“Everyone has really high expectations for us,” Papio South libero Lauren Poulicek said. “Struggling through school and volleyball at the same time, it’s really hard to keep focused on what we want to do.”

Papio South outside hitter Amber Rolfzen and setter Kelly Hunter said the key was how the team reacted to the pressure they faced.

“I think we perform best under pressure,” Rolfzen said. “That’s why we always come out on top.”

Added Hunter: “I think we like the target on our backs. We knew everyone was going to give us their best shot. There was a lot of pressure, but I think it made us better and made us work harder.”

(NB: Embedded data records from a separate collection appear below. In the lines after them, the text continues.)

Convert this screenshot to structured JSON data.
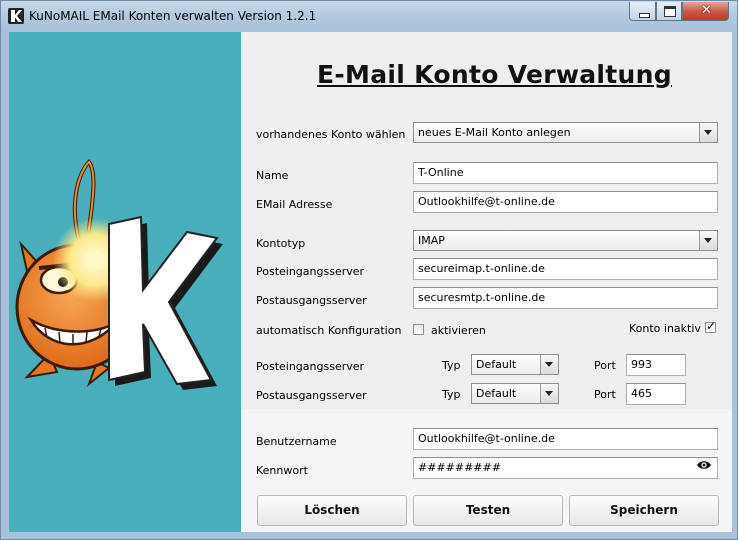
{
  "window": {
    "title": "KuNoMAIL EMail Konten verwalten Version 1.2.1"
  },
  "heading": "E-Mail Konto Verwaltung",
  "account_select": {
    "label": "vorhandenes Konto wählen",
    "value": "neues E-Mail Konto anlegen"
  },
  "name": {
    "label": "Name",
    "value": "T-Online"
  },
  "email": {
    "label": "EMail Adresse",
    "value": "Outlookhilfe@t-online.de"
  },
  "kontotyp": {
    "label": "Kontotyp",
    "value": "IMAP"
  },
  "incoming_server": {
    "label": "Posteingangsserver",
    "value": "secureimap.t-online.de"
  },
  "outgoing_server": {
    "label": "Postausgangsserver",
    "value": "securesmtp.t-online.de"
  },
  "auto_config": {
    "label": "automatisch Konfiguration",
    "checkbox_label": "aktivieren",
    "checked": false
  },
  "inactive": {
    "label": "Konto inaktiv",
    "checked": true
  },
  "incoming_settings": {
    "label": "Posteingangsserver",
    "type_label": "Typ",
    "type_value": "Default",
    "port_label": "Port",
    "port_value": "993"
  },
  "outgoing_settings": {
    "label": "Postausgangsserver",
    "type_label": "Typ",
    "type_value": "Default",
    "port_label": "Port",
    "port_value": "465"
  },
  "username": {
    "label": "Benutzername",
    "value": "Outlookhilfe@t-online.de"
  },
  "password": {
    "label": "Kennwort",
    "value": "#########"
  },
  "buttons": {
    "delete": "Löschen",
    "test": "Testen",
    "save": "Speichern"
  },
  "colors": {
    "sidebar": "#4aafbc",
    "panel": "#efefef",
    "mascot": "#f08a2a"
  },
  "icons": {
    "app": "kunomail-k-icon",
    "eye": "eye-icon",
    "mascot": "anglerfish-mascot-logo"
  }
}
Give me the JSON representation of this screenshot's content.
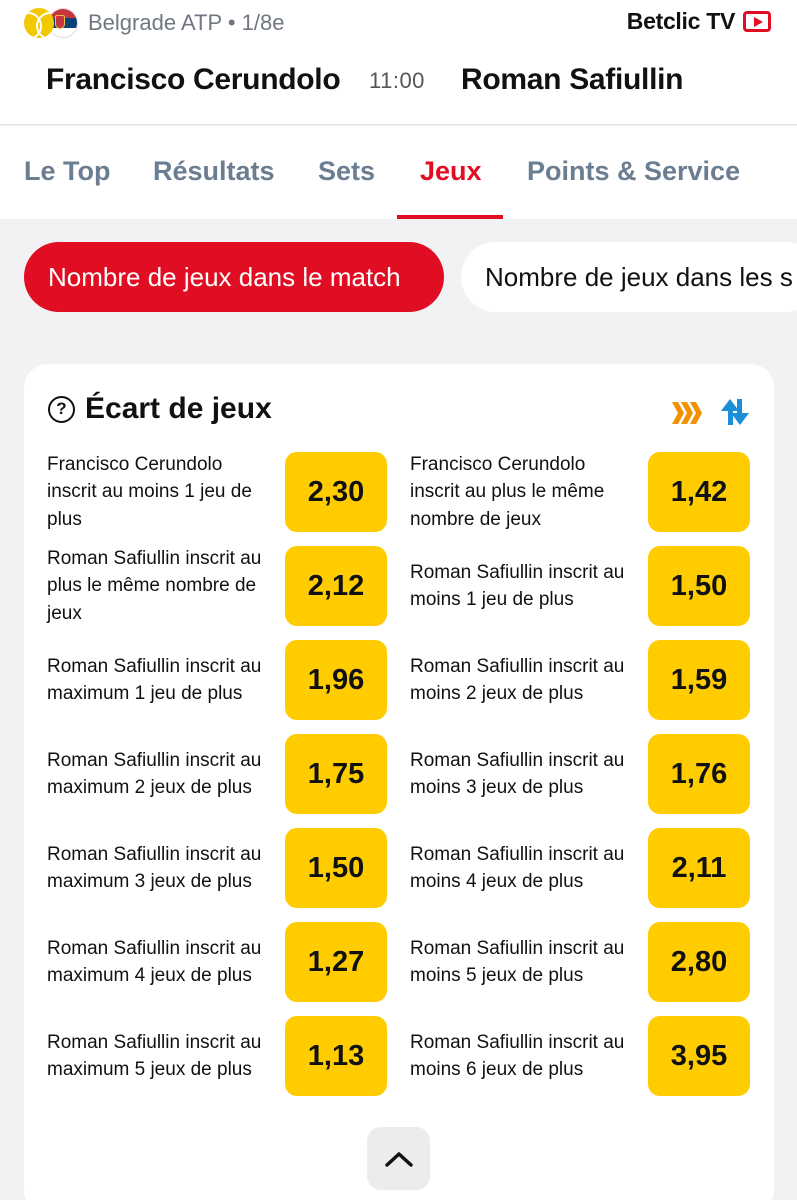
{
  "header": {
    "event_name": "Belgrade ATP • 1/8e",
    "tv_label": "Betclic TV",
    "home_player": "Francisco Cerundolo",
    "time": "11:00",
    "away_player": "Roman Safiullin"
  },
  "tabs": [
    {
      "label": "Le Top",
      "active": false
    },
    {
      "label": "Résultats",
      "active": false
    },
    {
      "label": "Sets",
      "active": false
    },
    {
      "label": "Jeux",
      "active": true
    },
    {
      "label": "Points & Service",
      "active": false
    }
  ],
  "chips": [
    {
      "label": "Nombre de jeux dans le match",
      "active": true
    },
    {
      "label": "Nombre de jeux dans les s",
      "active": false
    }
  ],
  "market": {
    "help_icon": "?",
    "title": "Écart de jeux",
    "icons": [
      "boost-icon",
      "swap-icon"
    ],
    "rows": [
      {
        "left": {
          "label": "Francisco Cerundolo inscrit au moins 1 jeu de plus",
          "odd": "2,30"
        },
        "right": {
          "label": "Francisco Cerundolo inscrit au plus le même nombre de jeux",
          "odd": "1,42"
        }
      },
      {
        "left": {
          "label": "Roman Safiullin inscrit au plus le même nombre de jeux",
          "odd": "2,12"
        },
        "right": {
          "label": "Roman Safiullin inscrit au moins 1 jeu de plus",
          "odd": "1,50"
        }
      },
      {
        "left": {
          "label": "Roman Safiullin inscrit au maximum 1 jeu de plus",
          "odd": "1,96"
        },
        "right": {
          "label": "Roman Safiullin inscrit au moins 2 jeux de plus",
          "odd": "1,59"
        }
      },
      {
        "left": {
          "label": "Roman Safiullin inscrit au maximum 2 jeux de plus",
          "odd": "1,75"
        },
        "right": {
          "label": "Roman Safiullin inscrit au moins 3 jeux de plus",
          "odd": "1,76"
        }
      },
      {
        "left": {
          "label": "Roman Safiullin inscrit au maximum 3 jeux de plus",
          "odd": "1,50"
        },
        "right": {
          "label": "Roman Safiullin inscrit au moins 4 jeux de plus",
          "odd": "2,11"
        }
      },
      {
        "left": {
          "label": "Roman Safiullin inscrit au maximum 4 jeux de plus",
          "odd": "1,27"
        },
        "right": {
          "label": "Roman Safiullin inscrit au moins 5 jeux de plus",
          "odd": "2,80"
        }
      },
      {
        "left": {
          "label": "Roman Safiullin inscrit au maximum 5 jeux de plus",
          "odd": "1,13"
        },
        "right": {
          "label": "Roman Safiullin inscrit au moins 6 jeux de plus",
          "odd": "3,95"
        }
      }
    ]
  },
  "colors": {
    "accent_red": "#e10e23",
    "odds_yellow": "#ffcc00",
    "boost_orange": "#f39200",
    "swap_blue": "#1a8fd8"
  }
}
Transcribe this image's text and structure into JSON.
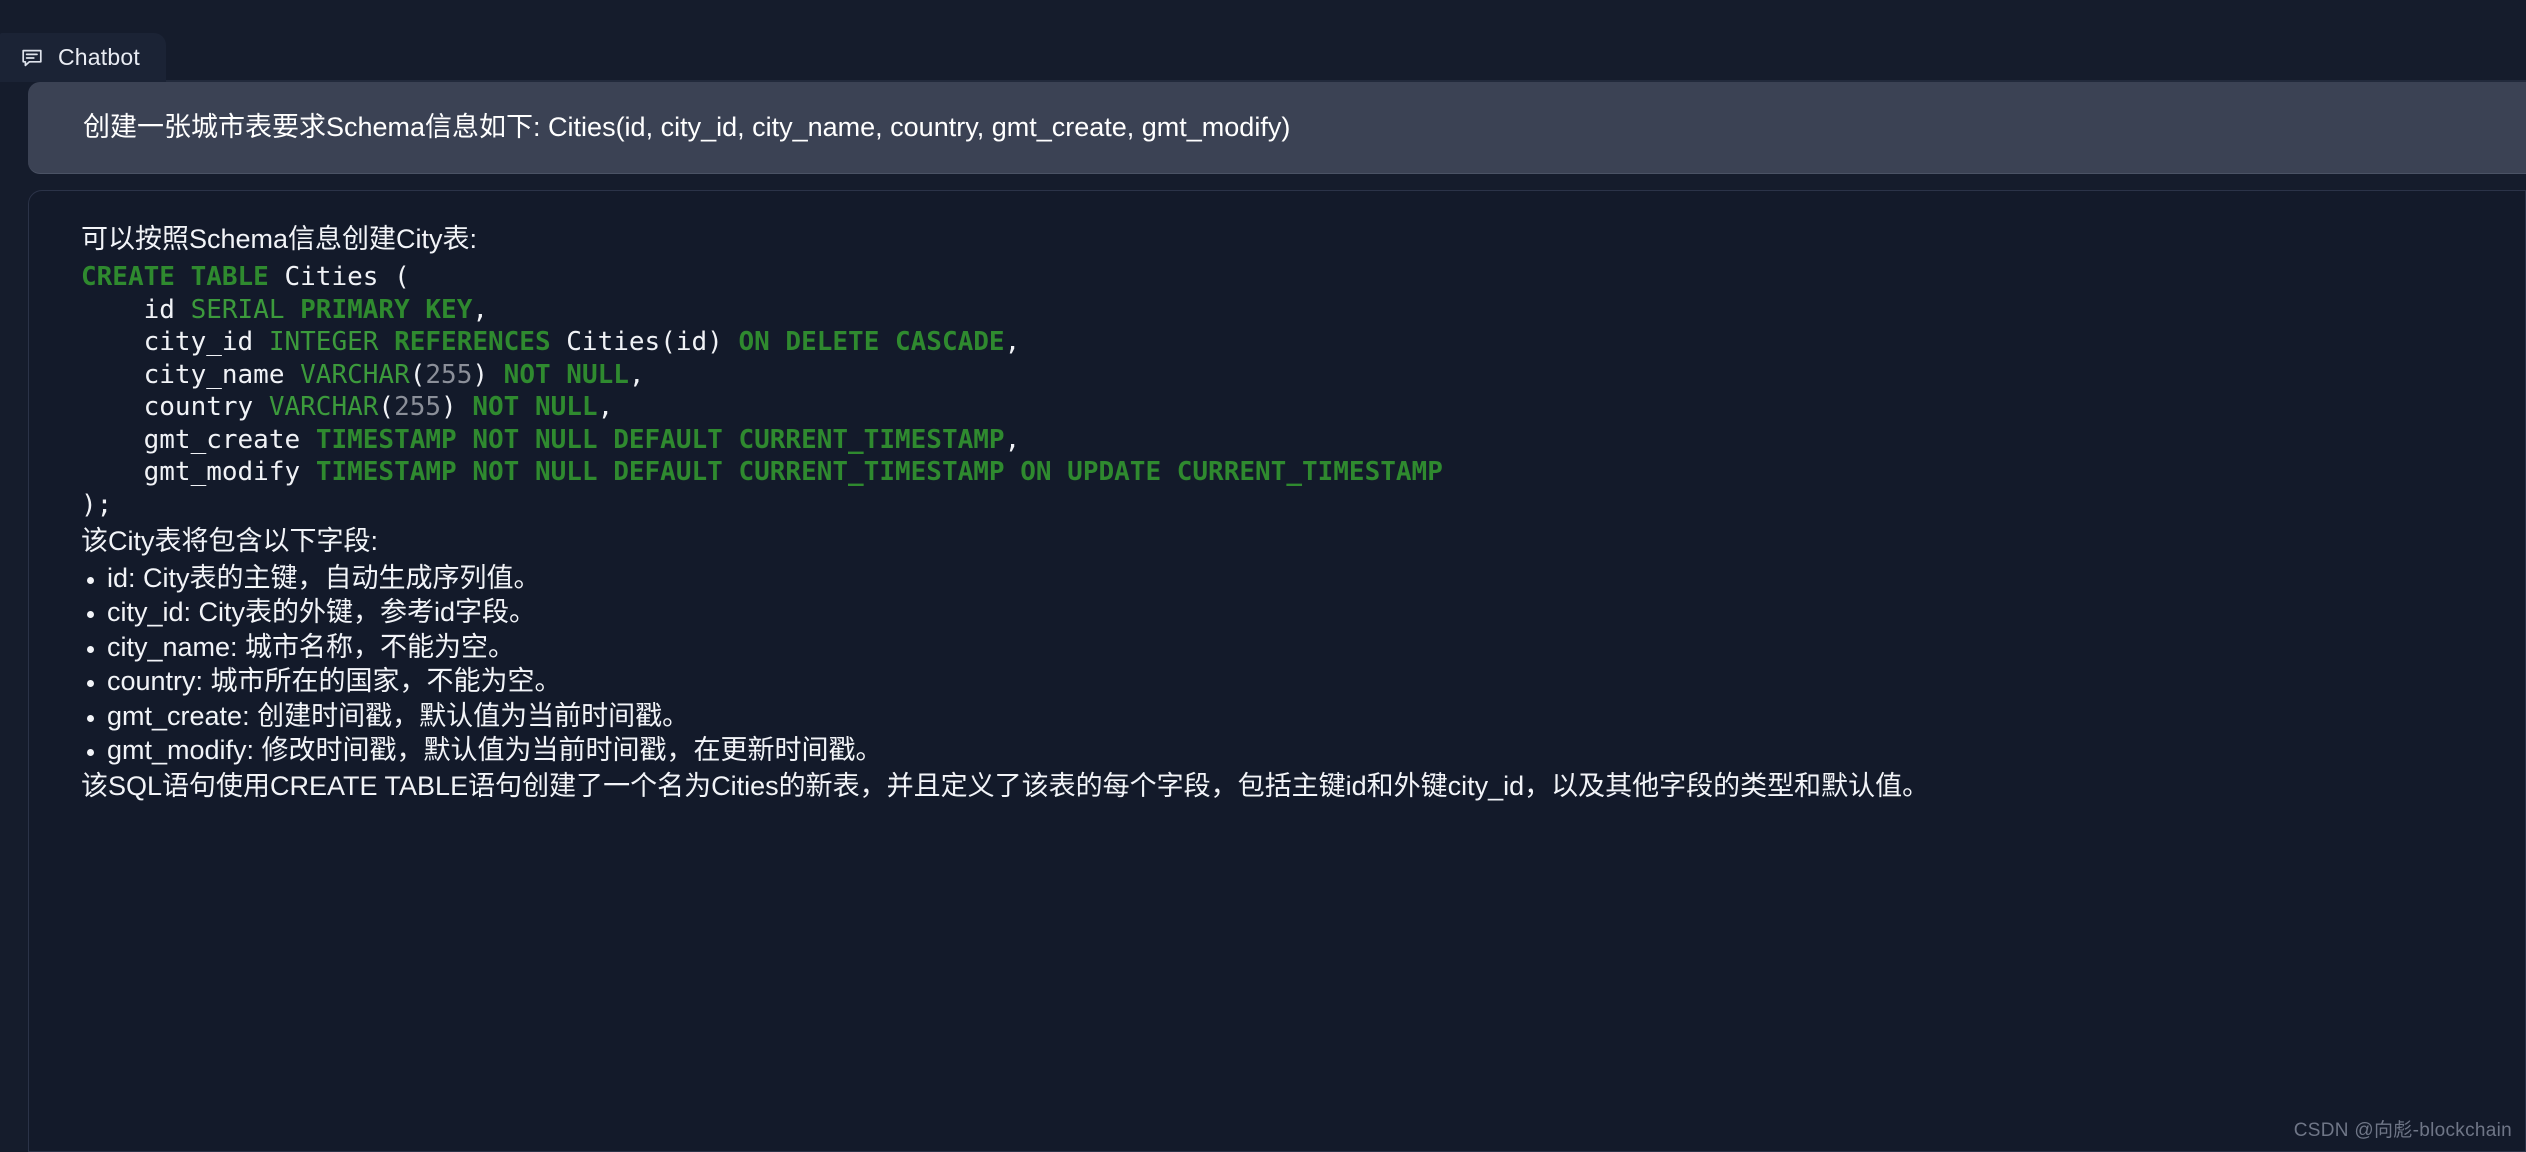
{
  "window": {
    "background_color": "#151c2c"
  },
  "tabs": [
    {
      "label": "Chatbot",
      "icon": "chat-bubble-icon",
      "active": true
    }
  ],
  "conversation": {
    "user_message": {
      "role": "user",
      "text": "创建一张城市表要求Schema信息如下: Cities(id, city_id, city_name, country, gmt_create, gmt_modify)",
      "background_color": "#3b4254"
    },
    "bot_message": {
      "role": "assistant",
      "lead_text": "可以按照Schema信息创建City表:",
      "code_block": {
        "language": "sql",
        "keyword_color": "#2f8a2f",
        "type_color": "#3c9a3c",
        "number_color": "#8b8f99",
        "plain_color": "#f0f2f6",
        "lines": [
          [
            {
              "t": "CREATE TABLE",
              "c": "kw"
            },
            {
              "t": " Cities (",
              "c": "pln"
            }
          ],
          [
            {
              "t": "    id ",
              "c": "pln"
            },
            {
              "t": "SERIAL",
              "c": "typ"
            },
            {
              "t": " ",
              "c": "pln"
            },
            {
              "t": "PRIMARY KEY",
              "c": "kw"
            },
            {
              "t": ",",
              "c": "pln"
            }
          ],
          [
            {
              "t": "    city_id ",
              "c": "pln"
            },
            {
              "t": "INTEGER",
              "c": "typ"
            },
            {
              "t": " ",
              "c": "pln"
            },
            {
              "t": "REFERENCES",
              "c": "kw"
            },
            {
              "t": " Cities(id) ",
              "c": "pln"
            },
            {
              "t": "ON DELETE CASCADE",
              "c": "kw"
            },
            {
              "t": ",",
              "c": "pln"
            }
          ],
          [
            {
              "t": "    city_name ",
              "c": "pln"
            },
            {
              "t": "VARCHAR",
              "c": "typ"
            },
            {
              "t": "(",
              "c": "pln"
            },
            {
              "t": "255",
              "c": "num"
            },
            {
              "t": ") ",
              "c": "pln"
            },
            {
              "t": "NOT NULL",
              "c": "kw"
            },
            {
              "t": ",",
              "c": "pln"
            }
          ],
          [
            {
              "t": "    country ",
              "c": "pln"
            },
            {
              "t": "VARCHAR",
              "c": "typ"
            },
            {
              "t": "(",
              "c": "pln"
            },
            {
              "t": "255",
              "c": "num"
            },
            {
              "t": ") ",
              "c": "pln"
            },
            {
              "t": "NOT NULL",
              "c": "kw"
            },
            {
              "t": ",",
              "c": "pln"
            }
          ],
          [
            {
              "t": "    gmt_create ",
              "c": "pln"
            },
            {
              "t": "TIMESTAMP NOT NULL DEFAULT CURRENT_TIMESTAMP",
              "c": "kw"
            },
            {
              "t": ",",
              "c": "pln"
            }
          ],
          [
            {
              "t": "    gmt_modify ",
              "c": "pln"
            },
            {
              "t": "TIMESTAMP NOT NULL DEFAULT CURRENT_TIMESTAMP ON UPDATE CURRENT_TIMESTAMP",
              "c": "kw"
            }
          ],
          [
            {
              "t": ");",
              "c": "pln"
            }
          ]
        ]
      },
      "fields_intro": "该City表将包含以下字段:",
      "fields": [
        "id: City表的主键，自动生成序列值。",
        "city_id: City表的外键，参考id字段。",
        "city_name: 城市名称，不能为空。",
        "country: 城市所在的国家，不能为空。",
        "gmt_create: 创建时间戳，默认值为当前时间戳。",
        "gmt_modify: 修改时间戳，默认值为当前时间戳，在更新时间戳。"
      ],
      "summary": "该SQL语句使用CREATE TABLE语句创建了一个名为Cities的新表，并且定义了该表的每个字段，包括主键id和外键city_id，以及其他字段的类型和默认值。"
    }
  },
  "watermark": {
    "text": "CSDN @向彪-blockchain"
  }
}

Ron Kordes, coach of No. 3 Assumption (Louisville, Ky.), watched his team win a state title this season, finishing 43-1. He said his team played much better after an early-season loss, a defeat that took the pressure off and allowed the players to play free.

Lake Travis, though, has no such luxury. A loss now and the season would be over.

Just ask No. 5 St. Ursula Academy (Toldeo, Ohio), which had an undefeated season until this past Saturday, when the Arrows lost to Mount Notre Dame (Cincinnati, Ohio) in a state final.

Perhaps the Arrows, who had won 48 matches in a row entering the final, felt the pressure.

“When you start thinking of pressure,” former Dodgers manager Tommy Lasorda once said, “it’s because you've started to think of failure.”

Then again, former Secretary of State Henry Kissinger had a different view on the same issue: “A diamond is a chunk of coal that is made good under pressure.”

Now it’s up to Lake Travis to decide how they will be remembered this season. Will an opponent end their dreams of perfection? Or will the pressure they face create a jewel of a finish?

“Not losing a set is a huge goal for us,” Beals said. “At the beginning of the season, we weren’t very serious about (the goal). But after (the) Pearland (tournament), it became more real. We beat a lot of great teams there.”

Asked if she felt pressure to finish the season on a high note, Beals flipped the script.

“I think if I were going up against a team that hadn’t lost a set, I’d be nervous,” she said. “For us, it’s just about having fun.”